Just because they are called snowball bushes doesn't mean that you plant them in winter. "Snowball bushes" are shrubs that produce round clusters of white flowers that look something like snowballs. Many are deciduous shrubs in the viburnum genus, but a certain hydrangea also bears snowy, globular inflorescences in addition to the common-name snowball bush.

Whether you plant viburnum or hydrangea shrubs, you can plant them in the fall. The ideal time for transplanting is while the plants are dormant.

So Many Snowballs, So Little Time

If you want a shrub about your own height that offers bright green leaves and shining, round snowballs of flower clusters, you'll have to use the "eenie meenie miney mo" system for choosing among the many available. You can go with snowball hydrangea or snowball viburnums, depending on which best fits your needs.

Snowball Hydrangeas

Several different hydrangea bushes offer round, tight clusters of white flowers in the shape of snowballs. You can pick Pee Gee hydrangea (Hydrangea paniculata 'Grandiflora') if you live in U.S. Department of Agriculture plant hardiness zones 3 through 8 for a fast-growing shrub that reaches up to 20 feet in each direction. It produces huge white panicles of blossoms that turn purple-pink over the summer and grows in sun or partial shade.

Alternatively, go with smooth hydrangea (Hydrangea arborescens 'Annabelle') in USDA zones 3 through 9. It's better for smaller gardens since it only grows to 5 or 6 feet in each direction but offers enormous clusters of sterile white flowers. Each "snowball" flower can get to 12 inches across. Smooth hydrangea prefers a shady location.

Both of these hydrangeas are deciduous plants, Because they are usually sold as potted plants, they can technically be planted any time of the year. It is best to plant them in early summer or fall, however. Plant them in spring if you live in an area where you don't get freezing temperature in spring. If you are transplanting a hydrangea, do so when the plant is dormant in fall or winter. Avoid transplanting when the ground is under snow or frozen.

Snowball Viburnums

Your dream snowball bush might be a viburnum, a large family of ornamental shrubs admired for their bright foliage, generous spring blossoms and fall berries. Several have snowball-like flowers, including Chinese snowball bush (Viburnum macrocephalum 'Sterile' ) and Japanese snowball bush (Viburnum plicatum plicatum) and common snowball bush (Viburnum opulus 'Roseum').

Both Chinese and Japanese snowball bush thrive in USDA zones 5 through 7, and the shrubs look similar. The Chinese snowball is more dramatic, with 8-inch, snowball flowers, and grows to 20 feet tall, while its Japanese cousin only grows to 15 feet with tennis-ball-sized flowers. Both offer green flowers that whiten as they mature.
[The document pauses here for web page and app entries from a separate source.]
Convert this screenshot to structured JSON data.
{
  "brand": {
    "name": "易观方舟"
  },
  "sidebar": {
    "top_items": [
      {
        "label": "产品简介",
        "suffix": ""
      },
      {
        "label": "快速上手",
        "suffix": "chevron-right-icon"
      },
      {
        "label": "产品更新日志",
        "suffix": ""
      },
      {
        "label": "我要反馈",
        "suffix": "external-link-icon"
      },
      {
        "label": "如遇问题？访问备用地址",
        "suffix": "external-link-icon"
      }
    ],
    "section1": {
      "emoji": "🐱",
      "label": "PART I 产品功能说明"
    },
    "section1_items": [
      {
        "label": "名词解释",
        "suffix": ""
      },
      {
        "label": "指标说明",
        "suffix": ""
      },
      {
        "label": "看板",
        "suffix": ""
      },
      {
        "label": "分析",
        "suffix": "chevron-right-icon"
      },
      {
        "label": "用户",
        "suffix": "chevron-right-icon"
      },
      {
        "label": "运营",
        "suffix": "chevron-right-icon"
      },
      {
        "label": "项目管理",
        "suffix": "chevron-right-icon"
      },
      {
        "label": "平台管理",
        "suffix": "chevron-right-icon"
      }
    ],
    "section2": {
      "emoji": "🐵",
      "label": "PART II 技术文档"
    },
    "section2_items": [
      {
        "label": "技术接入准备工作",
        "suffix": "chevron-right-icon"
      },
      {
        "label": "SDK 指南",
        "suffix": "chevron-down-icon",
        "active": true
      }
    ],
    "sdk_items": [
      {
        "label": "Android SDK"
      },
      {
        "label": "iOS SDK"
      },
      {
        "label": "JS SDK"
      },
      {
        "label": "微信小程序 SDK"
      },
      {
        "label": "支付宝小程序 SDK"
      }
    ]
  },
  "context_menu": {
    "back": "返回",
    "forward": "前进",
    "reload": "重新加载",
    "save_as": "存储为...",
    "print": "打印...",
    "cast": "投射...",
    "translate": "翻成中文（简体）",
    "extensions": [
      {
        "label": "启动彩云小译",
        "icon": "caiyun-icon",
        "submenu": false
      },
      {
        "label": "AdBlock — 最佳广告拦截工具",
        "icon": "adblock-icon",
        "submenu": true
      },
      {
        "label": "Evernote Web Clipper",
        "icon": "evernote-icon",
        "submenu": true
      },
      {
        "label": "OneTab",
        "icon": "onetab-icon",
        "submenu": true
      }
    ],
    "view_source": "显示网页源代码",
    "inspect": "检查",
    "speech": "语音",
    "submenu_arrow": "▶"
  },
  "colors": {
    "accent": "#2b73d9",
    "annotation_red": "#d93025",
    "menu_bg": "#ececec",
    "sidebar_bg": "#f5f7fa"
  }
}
The European snowball bush is actually a highbush cranberry that grows to about 10 feet high and some 7 feet wide, offering its snowball flowers in May. The cultivar 'Roseum' is sterile, so the bush produces 3-inch round flower clusters but no berries.

It is best to plant viburnums in the fall, when you expect cooler weather and more moisture. But since most viburnums are offered in containers in the springtime, you can also plant them then. Be sure spring-planted viburnums get regular irrigation. If you are transplanting an established viburnum, do so while the plant is dormant, during spring, fall or even winter, in mild regions.